The Beatles and A.I.: Good Thing Or Bad Thing?
They’ve done it again. The Beatles are back in headlines around the world. This time, it has caused a few people, including myself, to wonder, is the concept of The Beatles and A.I. a good thing or bad thing?
Word has come out that Paul McCartney has used A.I. technology to finish a third, and “final,” Beatles song since the passing of John Lennon and, now, the first without George Harrison. It will be released sometime later this year.
What song will it be?
The as-yet unannounced title of the song is largely speculated to be “Now And Then,” (also known in bootleg circles as “I Don’t Want To Lose You”) a song that the “Threetles,” as they were sometimes known in the mid-90s, did attempt to finish, along with “Free As A Bird” and “Real Love.” Problems with a high pitched-tone throughout the original cassette demo plus the fact that, according to Paul, George did not like the way John’s voice sounded on the tape, caused the sessions to be scrapped after just one day.
Over the years, Paul has continued to express interest in finishing a “Beatles” version of the song with John and even threw out the possibility of working with Jeff Lynne, who produced the other two songs that DID find their way onto Beatles Anthology releases. Now, John’s vocals have apparently been lifted from the song to the point where there is no hum or extraneous background noise. At this point, it’s not known whether or not Lynne is involved in this series of sessions.
Is this really A.I.?

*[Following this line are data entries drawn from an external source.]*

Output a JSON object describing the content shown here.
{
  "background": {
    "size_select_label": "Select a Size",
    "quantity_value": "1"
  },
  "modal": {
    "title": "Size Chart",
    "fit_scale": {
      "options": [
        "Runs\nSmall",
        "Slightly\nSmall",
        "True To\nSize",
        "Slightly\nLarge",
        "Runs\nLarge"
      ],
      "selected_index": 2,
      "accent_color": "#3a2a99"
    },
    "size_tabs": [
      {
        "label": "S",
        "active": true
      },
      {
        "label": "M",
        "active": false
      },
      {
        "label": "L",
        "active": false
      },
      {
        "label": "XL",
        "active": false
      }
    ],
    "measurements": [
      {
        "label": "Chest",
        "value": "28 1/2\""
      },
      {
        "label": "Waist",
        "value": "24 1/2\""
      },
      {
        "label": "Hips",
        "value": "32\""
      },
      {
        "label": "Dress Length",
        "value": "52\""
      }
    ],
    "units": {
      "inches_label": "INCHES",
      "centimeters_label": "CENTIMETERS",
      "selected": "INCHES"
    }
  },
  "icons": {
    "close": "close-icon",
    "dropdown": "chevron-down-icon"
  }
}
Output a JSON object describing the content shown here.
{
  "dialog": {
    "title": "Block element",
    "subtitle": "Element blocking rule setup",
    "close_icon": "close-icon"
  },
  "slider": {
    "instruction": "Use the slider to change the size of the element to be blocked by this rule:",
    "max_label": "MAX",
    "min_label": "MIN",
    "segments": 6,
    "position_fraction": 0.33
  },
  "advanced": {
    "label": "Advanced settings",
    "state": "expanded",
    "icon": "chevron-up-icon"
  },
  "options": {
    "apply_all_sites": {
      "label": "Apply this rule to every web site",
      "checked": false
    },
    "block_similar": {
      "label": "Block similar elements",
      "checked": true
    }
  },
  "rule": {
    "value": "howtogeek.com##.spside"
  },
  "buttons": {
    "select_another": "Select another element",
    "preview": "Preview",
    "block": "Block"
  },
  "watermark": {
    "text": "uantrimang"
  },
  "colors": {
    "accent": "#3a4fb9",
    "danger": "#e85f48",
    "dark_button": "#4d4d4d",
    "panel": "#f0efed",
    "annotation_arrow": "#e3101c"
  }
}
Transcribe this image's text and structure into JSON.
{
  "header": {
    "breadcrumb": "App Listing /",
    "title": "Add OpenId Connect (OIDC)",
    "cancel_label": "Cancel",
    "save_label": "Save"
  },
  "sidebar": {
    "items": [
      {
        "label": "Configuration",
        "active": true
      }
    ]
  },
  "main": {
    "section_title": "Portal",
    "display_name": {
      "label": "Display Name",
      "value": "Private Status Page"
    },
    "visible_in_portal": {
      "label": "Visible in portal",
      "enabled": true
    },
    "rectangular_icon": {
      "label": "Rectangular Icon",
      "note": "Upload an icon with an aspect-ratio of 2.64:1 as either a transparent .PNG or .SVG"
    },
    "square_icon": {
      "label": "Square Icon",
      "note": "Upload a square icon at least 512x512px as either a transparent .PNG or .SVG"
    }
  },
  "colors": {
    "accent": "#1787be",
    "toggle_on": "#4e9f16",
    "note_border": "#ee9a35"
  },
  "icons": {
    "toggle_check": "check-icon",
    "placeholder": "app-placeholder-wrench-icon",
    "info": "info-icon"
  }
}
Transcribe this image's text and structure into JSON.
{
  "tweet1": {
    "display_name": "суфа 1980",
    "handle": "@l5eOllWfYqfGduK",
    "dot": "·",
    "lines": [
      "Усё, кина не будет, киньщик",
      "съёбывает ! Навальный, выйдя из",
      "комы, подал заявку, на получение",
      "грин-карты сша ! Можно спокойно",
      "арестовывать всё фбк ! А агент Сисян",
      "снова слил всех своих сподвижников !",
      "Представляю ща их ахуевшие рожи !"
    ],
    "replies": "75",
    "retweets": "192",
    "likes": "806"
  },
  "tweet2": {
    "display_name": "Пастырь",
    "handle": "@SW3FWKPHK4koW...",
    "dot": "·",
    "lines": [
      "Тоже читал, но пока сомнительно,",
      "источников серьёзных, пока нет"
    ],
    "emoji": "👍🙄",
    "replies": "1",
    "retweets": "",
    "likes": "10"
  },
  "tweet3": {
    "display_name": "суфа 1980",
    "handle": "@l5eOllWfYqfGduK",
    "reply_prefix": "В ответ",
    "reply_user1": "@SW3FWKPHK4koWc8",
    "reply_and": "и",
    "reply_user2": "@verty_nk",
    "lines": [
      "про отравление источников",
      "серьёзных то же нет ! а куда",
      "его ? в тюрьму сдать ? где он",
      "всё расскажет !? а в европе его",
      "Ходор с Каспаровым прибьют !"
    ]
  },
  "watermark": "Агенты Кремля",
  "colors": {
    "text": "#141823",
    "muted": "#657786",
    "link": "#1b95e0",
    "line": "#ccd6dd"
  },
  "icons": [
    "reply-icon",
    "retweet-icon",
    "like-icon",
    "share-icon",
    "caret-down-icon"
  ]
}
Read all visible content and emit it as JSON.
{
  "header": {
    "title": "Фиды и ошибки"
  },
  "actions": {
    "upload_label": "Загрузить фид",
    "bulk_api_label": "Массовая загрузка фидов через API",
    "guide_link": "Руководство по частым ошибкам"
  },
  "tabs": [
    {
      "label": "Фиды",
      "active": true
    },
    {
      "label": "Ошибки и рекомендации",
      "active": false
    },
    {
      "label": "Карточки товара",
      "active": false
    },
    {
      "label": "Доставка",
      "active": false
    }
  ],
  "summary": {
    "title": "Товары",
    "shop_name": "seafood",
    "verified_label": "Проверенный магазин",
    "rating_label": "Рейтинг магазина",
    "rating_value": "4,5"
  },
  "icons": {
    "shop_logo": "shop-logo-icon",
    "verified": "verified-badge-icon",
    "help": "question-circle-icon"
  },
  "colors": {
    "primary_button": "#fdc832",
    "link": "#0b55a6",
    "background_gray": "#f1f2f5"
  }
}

The thing is, I don’t necessarily consider this an A.I. achievement, in the ChatGPT sense of A.I., so I feel these headlines are a bit misleading. What is being done here is they are using the technology that director Peter Jackson and his team developed to extract audio pieces for use in The Beatles: Get Back movie in 2021. Giles Martin has also employed similar, but not the exact, technology on some of the recent Beatles reissues.
Is it A.I.? I guess so. Is this a good thing or a bad thing? I think it’s a good thing if done properly, and we’ll soon find out. If, however, I hear that the unfinished verses of “Now And Then” were written by an A.I. robot, I’ll be very, very concerned.
In the meantime, and this is a spoiler alert, if you want to hear John’s demo of “Now And Then,” from the cassette that Yoko gave to Paul, here it is: